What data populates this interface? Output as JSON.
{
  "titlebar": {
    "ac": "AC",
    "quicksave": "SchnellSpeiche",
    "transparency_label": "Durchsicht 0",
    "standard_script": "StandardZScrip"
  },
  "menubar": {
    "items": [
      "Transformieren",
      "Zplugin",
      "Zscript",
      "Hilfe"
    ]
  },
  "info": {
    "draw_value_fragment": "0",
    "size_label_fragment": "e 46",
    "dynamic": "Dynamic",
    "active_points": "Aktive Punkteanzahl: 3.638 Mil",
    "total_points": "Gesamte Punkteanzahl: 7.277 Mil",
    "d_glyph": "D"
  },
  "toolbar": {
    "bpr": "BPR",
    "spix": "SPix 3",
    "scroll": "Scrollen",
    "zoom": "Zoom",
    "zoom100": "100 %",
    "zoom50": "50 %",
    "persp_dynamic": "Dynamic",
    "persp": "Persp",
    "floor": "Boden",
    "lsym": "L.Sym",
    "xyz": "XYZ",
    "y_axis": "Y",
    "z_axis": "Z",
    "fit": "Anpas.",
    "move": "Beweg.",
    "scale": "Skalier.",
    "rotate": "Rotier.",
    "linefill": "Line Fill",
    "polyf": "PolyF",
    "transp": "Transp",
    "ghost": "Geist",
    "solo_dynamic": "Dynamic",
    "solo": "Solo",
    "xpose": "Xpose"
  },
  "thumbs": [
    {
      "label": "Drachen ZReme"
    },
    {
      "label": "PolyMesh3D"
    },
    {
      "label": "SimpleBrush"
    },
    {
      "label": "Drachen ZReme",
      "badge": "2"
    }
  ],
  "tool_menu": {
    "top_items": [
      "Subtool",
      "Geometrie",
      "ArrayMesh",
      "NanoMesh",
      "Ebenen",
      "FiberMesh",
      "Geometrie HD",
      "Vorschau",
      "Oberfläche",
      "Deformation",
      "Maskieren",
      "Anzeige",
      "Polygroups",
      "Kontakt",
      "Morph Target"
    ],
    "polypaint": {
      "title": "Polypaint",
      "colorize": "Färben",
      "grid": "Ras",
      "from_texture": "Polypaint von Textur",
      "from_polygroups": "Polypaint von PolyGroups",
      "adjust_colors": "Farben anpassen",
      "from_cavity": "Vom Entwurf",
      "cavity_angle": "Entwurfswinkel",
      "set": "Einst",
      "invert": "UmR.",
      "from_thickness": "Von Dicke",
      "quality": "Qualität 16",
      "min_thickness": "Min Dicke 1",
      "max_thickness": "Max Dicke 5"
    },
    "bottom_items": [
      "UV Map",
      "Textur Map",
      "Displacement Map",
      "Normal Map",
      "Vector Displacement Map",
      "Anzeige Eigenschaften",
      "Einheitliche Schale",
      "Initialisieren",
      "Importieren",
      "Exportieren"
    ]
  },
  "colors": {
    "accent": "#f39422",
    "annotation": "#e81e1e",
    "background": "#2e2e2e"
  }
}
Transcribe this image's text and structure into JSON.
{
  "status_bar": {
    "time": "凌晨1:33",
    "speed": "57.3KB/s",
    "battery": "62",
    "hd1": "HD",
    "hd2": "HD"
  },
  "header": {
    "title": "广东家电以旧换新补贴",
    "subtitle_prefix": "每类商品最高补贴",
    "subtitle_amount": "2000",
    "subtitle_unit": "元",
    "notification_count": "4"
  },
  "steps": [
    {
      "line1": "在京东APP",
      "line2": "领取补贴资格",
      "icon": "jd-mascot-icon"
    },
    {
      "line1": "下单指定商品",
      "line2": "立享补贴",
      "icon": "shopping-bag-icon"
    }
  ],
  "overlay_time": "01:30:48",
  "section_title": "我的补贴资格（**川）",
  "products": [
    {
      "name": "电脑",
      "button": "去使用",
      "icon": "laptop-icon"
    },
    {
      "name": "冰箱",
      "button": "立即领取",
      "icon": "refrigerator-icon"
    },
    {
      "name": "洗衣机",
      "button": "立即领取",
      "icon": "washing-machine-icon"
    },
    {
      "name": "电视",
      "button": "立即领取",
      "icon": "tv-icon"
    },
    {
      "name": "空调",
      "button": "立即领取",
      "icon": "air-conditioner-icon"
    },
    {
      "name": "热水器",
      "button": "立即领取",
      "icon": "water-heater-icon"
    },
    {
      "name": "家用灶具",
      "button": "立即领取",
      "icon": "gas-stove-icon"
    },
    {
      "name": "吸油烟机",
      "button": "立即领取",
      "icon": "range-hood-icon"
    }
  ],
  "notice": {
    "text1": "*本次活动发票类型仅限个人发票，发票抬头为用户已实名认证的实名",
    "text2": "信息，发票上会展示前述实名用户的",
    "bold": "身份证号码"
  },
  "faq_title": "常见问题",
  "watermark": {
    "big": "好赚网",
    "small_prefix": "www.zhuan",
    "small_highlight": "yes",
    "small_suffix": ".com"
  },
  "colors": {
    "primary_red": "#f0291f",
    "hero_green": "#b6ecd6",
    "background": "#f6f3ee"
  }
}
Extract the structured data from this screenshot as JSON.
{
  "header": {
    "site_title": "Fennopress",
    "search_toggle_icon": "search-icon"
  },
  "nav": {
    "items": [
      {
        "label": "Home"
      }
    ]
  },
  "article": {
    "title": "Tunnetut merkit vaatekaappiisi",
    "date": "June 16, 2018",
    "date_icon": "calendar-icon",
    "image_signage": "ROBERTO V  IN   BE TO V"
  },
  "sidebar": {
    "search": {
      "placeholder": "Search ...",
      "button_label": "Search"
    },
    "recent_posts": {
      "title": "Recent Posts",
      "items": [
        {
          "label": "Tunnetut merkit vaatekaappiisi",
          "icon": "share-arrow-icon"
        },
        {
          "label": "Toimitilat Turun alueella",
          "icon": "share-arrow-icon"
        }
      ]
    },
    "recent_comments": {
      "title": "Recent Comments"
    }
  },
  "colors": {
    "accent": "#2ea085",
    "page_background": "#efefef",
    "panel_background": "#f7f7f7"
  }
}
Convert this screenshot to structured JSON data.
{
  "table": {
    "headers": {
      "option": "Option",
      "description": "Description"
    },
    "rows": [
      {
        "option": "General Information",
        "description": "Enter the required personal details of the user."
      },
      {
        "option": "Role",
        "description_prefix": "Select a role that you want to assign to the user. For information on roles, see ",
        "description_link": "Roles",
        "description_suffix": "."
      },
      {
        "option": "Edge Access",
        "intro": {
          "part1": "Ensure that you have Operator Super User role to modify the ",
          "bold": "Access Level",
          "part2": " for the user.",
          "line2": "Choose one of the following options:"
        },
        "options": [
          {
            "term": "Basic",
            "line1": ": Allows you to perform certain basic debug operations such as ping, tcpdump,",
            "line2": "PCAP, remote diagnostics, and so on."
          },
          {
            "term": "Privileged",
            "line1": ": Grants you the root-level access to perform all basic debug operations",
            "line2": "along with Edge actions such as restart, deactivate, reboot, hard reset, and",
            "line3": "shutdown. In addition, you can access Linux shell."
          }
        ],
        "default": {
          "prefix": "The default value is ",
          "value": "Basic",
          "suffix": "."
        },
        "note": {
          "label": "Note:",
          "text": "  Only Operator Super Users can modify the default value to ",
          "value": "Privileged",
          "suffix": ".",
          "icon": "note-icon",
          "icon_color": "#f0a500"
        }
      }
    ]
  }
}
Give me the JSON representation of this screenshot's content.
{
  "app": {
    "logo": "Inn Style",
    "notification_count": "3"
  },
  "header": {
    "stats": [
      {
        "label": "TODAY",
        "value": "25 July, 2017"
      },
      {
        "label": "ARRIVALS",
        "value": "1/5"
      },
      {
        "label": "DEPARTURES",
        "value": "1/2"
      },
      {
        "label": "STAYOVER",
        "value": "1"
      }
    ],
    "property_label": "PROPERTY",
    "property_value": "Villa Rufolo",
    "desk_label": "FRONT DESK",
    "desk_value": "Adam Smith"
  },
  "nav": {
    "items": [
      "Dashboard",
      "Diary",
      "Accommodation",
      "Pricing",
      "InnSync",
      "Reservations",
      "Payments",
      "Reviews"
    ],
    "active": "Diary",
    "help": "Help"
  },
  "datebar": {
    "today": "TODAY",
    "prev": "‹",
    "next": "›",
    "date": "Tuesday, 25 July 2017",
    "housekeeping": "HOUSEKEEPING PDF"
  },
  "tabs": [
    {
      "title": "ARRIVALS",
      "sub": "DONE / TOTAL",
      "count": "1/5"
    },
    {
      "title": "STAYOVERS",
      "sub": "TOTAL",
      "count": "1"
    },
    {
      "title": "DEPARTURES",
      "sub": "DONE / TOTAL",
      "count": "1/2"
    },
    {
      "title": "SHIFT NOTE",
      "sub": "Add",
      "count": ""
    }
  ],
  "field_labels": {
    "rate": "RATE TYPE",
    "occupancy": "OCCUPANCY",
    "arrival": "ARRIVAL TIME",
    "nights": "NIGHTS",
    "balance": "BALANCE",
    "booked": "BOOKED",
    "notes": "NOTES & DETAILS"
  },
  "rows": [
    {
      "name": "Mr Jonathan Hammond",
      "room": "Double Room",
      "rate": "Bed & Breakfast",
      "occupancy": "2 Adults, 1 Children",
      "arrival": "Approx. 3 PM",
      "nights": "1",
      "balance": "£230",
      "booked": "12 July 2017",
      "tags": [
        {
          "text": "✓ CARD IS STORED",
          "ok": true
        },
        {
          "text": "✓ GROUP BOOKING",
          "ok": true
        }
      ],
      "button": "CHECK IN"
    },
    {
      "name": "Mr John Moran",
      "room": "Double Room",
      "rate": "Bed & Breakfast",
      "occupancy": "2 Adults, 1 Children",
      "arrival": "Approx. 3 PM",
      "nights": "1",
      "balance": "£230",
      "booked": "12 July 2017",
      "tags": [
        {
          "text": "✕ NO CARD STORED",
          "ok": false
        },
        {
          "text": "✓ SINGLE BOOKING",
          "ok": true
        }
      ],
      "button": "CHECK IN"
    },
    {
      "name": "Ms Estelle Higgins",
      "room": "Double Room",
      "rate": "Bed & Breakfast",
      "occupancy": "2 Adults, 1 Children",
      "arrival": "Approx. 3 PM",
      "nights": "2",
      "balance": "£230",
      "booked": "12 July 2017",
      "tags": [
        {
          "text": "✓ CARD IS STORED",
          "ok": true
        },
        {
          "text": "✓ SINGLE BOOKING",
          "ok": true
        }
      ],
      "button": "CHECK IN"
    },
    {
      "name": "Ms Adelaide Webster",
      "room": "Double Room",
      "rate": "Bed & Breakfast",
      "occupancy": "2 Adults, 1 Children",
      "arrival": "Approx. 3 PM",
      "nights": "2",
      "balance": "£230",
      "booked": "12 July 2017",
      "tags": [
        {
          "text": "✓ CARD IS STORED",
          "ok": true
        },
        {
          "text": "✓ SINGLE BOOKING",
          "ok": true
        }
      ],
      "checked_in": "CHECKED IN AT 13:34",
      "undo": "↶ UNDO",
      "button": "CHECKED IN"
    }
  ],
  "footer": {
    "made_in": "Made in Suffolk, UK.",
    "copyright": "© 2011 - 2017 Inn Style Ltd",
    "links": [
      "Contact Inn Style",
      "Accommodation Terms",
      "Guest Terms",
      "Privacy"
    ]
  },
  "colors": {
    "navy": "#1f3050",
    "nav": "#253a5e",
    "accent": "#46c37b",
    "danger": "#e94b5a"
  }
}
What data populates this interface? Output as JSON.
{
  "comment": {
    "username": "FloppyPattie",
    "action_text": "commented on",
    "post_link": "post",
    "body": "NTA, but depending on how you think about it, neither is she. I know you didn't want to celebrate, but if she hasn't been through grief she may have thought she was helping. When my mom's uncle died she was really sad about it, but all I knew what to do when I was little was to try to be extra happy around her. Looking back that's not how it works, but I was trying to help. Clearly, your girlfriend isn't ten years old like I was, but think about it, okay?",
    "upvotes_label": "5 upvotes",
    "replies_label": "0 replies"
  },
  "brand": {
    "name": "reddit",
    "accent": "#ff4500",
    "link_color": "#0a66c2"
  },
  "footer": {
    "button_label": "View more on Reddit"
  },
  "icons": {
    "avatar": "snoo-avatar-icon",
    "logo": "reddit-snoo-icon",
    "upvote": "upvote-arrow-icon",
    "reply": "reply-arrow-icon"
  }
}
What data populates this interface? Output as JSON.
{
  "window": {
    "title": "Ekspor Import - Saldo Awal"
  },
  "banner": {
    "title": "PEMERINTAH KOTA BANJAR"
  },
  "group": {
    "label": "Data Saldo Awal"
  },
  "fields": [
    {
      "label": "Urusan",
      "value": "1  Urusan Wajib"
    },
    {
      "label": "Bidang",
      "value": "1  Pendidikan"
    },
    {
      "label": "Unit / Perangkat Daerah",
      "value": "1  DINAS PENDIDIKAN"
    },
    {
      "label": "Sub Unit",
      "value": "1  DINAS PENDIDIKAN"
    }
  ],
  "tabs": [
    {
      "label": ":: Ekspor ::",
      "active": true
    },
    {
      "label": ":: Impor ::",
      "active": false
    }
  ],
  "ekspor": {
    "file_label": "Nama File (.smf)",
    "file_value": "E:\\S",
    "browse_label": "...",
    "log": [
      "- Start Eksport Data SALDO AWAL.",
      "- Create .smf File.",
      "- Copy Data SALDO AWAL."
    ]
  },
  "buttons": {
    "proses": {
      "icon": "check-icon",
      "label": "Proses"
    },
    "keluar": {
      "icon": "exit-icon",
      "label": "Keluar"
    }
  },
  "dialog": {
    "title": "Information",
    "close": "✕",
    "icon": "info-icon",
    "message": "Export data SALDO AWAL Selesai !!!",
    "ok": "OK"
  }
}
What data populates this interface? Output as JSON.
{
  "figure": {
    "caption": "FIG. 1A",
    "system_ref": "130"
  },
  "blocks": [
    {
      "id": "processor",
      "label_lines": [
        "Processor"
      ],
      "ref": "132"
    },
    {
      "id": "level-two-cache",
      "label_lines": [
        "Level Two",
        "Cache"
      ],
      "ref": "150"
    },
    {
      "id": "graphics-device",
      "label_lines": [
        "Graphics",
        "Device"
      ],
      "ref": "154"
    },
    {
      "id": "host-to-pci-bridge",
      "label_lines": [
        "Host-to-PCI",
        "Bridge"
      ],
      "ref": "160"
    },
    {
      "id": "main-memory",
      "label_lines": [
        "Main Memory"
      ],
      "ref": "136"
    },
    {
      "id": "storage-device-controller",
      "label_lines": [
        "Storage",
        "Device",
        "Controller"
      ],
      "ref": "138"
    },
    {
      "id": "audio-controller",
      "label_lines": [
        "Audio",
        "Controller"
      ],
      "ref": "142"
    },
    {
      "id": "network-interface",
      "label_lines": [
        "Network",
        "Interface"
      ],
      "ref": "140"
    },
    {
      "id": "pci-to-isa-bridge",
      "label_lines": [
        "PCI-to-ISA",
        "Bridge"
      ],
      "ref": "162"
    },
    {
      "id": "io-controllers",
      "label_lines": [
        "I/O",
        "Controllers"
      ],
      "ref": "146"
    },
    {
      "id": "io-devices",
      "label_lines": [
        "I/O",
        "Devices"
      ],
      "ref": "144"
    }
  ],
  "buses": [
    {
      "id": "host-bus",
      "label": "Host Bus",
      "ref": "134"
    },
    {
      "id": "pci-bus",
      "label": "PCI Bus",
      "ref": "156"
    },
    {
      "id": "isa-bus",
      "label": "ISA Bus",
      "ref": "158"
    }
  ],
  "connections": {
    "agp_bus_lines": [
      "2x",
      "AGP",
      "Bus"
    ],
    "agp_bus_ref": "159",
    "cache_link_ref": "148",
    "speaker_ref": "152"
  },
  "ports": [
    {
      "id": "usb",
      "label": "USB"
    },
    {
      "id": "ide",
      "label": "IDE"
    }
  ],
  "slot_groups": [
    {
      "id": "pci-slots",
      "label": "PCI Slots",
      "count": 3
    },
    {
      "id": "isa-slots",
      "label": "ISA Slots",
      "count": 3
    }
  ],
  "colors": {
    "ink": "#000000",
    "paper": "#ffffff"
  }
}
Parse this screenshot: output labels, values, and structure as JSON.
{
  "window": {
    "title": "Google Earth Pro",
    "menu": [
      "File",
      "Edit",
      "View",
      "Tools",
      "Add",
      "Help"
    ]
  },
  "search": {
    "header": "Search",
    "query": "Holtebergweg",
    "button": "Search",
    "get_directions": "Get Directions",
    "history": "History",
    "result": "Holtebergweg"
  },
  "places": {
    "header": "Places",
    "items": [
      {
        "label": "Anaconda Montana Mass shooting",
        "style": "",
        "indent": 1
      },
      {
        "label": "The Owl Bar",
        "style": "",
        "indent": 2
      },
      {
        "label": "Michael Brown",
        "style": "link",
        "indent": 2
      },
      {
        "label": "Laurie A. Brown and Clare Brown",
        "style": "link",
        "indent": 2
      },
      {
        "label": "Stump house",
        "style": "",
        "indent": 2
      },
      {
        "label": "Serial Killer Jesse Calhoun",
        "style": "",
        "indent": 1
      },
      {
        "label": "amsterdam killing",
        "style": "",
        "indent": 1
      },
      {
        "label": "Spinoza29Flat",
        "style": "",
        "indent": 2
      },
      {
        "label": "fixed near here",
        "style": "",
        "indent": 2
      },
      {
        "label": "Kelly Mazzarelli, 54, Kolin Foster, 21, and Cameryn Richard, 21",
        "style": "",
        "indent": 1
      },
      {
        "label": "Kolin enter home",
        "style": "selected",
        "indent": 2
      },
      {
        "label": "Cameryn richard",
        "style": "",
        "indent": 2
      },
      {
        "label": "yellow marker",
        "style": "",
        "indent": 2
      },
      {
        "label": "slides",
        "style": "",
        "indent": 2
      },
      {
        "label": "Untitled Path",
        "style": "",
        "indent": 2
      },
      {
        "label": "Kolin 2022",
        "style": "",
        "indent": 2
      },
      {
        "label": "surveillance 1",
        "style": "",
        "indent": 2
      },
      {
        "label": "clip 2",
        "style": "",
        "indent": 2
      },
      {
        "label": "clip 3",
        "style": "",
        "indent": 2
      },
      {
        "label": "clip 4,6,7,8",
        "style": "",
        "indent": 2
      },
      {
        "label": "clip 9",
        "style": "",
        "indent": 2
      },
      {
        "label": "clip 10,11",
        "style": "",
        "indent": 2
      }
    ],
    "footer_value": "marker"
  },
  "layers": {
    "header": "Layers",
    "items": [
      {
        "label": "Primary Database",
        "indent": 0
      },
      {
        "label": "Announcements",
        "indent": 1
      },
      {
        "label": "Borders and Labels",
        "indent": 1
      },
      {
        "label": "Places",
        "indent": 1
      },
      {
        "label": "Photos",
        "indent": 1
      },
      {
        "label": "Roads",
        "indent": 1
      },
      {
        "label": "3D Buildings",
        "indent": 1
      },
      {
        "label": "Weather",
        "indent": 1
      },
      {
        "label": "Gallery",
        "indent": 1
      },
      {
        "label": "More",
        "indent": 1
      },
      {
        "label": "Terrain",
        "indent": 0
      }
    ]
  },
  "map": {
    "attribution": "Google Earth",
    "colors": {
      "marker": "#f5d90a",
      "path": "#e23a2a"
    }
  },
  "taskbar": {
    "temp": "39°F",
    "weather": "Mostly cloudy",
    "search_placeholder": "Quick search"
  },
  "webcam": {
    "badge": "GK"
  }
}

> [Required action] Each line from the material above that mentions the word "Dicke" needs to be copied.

> [Expected output]
      "from_thickness": "Von Dicke",
      "min_thickness": "Min Dicke 1",
      "max_thickness": "Max Dicke 5"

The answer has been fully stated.